Although there is some evidence that the credit market is loosening, it is clear that the harsh lending environment of the past two years has taken a toll on a wide range of businesses. There are, however, tools that provide temporary help, including the government’s current policy on “loss carrybacks.”
As part of the original stimulus bill, the loss carryback provision gave qualifying companies that registered a loss on their current income tax return the opportunity to extend that loss into previous, profitable years. Under the adjusted regulations, the field of qualifiers has been expanded to include most companies, and a loss booked for the 2008 or 2009 calendar year (but not both) can be carried back up to five years through amended returns.
A CNN article on loss carrybacks points out that the provision has resulted in “some giant refunds for big businesses — troubled homebuilder Lennar recently booked a $353 million tax gain from the provision — and a much bigger hit to the nation’s coffers. The Joint Committee on Taxation estimates the carryback change will cost the government $33.2 billion this year, though the 10-year cost of the break is smaller, because companies won’t be carrying 2009 losses forward to reduce their future tax bills. The committee’s estimate of the 10-year cost is $10.4 billion.”

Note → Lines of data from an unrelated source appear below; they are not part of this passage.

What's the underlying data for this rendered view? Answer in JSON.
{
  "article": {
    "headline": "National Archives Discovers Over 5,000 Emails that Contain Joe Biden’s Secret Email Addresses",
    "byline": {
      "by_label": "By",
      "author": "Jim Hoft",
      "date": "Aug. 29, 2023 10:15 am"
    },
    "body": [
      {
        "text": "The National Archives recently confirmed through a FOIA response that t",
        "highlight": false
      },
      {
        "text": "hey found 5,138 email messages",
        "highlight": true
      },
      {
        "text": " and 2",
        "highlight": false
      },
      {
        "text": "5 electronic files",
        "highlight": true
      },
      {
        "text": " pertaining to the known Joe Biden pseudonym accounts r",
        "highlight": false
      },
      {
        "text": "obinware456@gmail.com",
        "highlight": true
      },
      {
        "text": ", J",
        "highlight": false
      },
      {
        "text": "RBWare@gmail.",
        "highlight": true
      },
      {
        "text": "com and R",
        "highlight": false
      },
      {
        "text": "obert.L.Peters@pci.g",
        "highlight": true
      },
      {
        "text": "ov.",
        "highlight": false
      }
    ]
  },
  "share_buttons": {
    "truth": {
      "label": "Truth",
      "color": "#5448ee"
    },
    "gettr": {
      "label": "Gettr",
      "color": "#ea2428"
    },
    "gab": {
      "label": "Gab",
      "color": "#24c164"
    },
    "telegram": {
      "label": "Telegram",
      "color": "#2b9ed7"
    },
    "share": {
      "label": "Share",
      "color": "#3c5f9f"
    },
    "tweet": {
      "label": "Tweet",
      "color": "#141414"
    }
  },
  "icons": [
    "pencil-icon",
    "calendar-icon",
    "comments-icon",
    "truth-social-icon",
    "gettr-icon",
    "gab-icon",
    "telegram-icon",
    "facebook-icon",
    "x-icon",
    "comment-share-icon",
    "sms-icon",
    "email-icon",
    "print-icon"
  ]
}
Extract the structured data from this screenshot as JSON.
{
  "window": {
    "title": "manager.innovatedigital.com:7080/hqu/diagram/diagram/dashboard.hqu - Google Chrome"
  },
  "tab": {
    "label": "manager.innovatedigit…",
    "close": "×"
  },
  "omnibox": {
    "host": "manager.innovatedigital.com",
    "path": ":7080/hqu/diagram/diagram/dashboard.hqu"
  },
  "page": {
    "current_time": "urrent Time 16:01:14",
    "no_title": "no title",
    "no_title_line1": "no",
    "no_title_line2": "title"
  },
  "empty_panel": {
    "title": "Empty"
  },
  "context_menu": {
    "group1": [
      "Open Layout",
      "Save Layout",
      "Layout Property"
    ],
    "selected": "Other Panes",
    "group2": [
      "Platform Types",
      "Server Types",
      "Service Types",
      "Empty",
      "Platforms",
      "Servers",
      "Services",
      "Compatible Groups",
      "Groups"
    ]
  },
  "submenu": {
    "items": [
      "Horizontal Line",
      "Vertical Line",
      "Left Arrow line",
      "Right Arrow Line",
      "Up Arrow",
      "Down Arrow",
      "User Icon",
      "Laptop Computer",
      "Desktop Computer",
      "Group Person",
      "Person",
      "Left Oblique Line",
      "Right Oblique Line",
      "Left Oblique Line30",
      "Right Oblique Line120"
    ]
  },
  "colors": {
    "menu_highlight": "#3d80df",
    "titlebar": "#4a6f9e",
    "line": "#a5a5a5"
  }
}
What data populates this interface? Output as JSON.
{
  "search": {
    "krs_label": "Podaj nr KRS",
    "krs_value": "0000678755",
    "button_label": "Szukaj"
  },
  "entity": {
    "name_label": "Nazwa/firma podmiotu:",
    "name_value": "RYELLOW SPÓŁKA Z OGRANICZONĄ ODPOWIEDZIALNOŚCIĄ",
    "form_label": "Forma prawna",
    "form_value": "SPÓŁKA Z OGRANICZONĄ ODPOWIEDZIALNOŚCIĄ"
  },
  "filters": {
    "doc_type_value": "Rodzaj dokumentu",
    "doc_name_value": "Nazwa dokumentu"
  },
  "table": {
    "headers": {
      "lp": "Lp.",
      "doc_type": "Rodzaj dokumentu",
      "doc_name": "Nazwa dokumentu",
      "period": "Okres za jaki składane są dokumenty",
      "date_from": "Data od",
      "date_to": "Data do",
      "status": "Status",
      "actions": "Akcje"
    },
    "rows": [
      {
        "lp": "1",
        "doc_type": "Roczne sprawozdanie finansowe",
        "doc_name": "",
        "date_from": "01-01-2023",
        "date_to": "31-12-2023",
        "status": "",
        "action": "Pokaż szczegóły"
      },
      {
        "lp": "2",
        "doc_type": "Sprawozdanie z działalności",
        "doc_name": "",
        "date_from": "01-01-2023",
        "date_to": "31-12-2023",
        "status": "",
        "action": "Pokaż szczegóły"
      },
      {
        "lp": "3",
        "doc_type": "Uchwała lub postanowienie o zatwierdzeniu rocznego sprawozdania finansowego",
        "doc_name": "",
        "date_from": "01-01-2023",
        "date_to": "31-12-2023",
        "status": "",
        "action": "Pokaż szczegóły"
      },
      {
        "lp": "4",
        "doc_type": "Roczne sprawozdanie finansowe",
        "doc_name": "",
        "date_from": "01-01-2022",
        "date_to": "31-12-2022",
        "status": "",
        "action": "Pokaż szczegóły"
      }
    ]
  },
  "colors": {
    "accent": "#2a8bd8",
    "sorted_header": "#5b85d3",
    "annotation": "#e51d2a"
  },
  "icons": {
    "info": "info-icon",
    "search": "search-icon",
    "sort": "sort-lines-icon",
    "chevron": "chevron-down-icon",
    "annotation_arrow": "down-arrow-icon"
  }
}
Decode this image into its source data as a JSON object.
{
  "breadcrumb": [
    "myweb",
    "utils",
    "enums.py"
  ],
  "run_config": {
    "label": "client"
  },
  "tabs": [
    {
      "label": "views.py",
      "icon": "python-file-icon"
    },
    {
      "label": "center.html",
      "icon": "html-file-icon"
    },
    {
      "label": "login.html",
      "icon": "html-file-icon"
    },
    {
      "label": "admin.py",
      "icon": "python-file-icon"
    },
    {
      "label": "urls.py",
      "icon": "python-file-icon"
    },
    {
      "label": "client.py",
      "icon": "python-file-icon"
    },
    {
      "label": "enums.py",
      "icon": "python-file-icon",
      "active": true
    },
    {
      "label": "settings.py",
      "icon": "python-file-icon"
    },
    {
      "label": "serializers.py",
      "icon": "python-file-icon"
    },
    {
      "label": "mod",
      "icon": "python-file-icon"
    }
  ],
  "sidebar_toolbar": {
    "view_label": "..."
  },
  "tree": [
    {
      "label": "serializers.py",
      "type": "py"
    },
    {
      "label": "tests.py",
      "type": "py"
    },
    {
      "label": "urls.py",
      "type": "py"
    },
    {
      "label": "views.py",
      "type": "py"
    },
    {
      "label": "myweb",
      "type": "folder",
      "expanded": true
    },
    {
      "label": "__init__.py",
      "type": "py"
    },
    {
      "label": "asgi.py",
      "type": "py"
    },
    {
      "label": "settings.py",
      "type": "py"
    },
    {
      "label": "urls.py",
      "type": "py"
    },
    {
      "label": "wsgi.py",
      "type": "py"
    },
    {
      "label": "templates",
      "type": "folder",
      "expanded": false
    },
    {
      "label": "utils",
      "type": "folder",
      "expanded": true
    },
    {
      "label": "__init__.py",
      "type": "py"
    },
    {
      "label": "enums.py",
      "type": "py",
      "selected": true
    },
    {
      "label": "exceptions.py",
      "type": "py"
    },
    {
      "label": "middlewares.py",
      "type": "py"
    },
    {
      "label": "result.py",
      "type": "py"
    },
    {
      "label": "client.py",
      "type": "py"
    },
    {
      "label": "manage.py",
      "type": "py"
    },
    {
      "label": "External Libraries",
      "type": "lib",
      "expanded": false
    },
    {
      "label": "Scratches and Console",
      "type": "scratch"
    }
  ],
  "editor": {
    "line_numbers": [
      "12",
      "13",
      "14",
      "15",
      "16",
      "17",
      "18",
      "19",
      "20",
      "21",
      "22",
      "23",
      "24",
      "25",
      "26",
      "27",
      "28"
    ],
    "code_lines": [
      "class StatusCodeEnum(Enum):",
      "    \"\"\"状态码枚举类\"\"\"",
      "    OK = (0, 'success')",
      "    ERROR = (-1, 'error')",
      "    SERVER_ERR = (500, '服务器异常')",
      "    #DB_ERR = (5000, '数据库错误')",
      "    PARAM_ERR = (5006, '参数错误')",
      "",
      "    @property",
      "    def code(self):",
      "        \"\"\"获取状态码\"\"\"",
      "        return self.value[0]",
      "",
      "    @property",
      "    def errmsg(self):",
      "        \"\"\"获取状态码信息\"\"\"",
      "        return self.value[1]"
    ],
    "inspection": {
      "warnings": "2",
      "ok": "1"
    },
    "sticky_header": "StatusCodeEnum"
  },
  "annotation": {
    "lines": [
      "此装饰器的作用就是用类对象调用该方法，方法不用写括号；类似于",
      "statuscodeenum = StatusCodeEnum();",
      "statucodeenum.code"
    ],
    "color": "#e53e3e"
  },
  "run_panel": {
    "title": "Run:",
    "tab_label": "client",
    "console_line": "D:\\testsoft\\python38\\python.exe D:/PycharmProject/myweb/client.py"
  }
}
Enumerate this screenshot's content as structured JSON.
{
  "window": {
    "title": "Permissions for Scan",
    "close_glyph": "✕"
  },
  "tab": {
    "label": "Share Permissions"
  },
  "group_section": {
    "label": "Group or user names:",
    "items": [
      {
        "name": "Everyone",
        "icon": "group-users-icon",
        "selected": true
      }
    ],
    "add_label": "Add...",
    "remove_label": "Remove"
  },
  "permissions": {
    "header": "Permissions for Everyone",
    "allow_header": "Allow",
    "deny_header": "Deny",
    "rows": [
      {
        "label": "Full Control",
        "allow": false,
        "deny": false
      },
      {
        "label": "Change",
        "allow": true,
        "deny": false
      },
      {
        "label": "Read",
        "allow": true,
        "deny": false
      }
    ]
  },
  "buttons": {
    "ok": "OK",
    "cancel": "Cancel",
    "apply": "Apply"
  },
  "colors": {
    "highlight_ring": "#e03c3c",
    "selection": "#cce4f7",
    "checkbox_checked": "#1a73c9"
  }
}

The move isn’t unprecedented. According to an article in CFO Magazine, the Bush Administration provided a similar opportunity following 9/11, and in 2009 the original amendment was available only to businesses with less than $15 million in revenue. This time it applies to businesses of all sizes and includes pass-through entities as well as C-corporations.
Anecdotal evidence suggests that companies are finding real benefit - albeit short term - in the carryback provision. Is it a measure you think will aid small to midsized companies through to a recovery?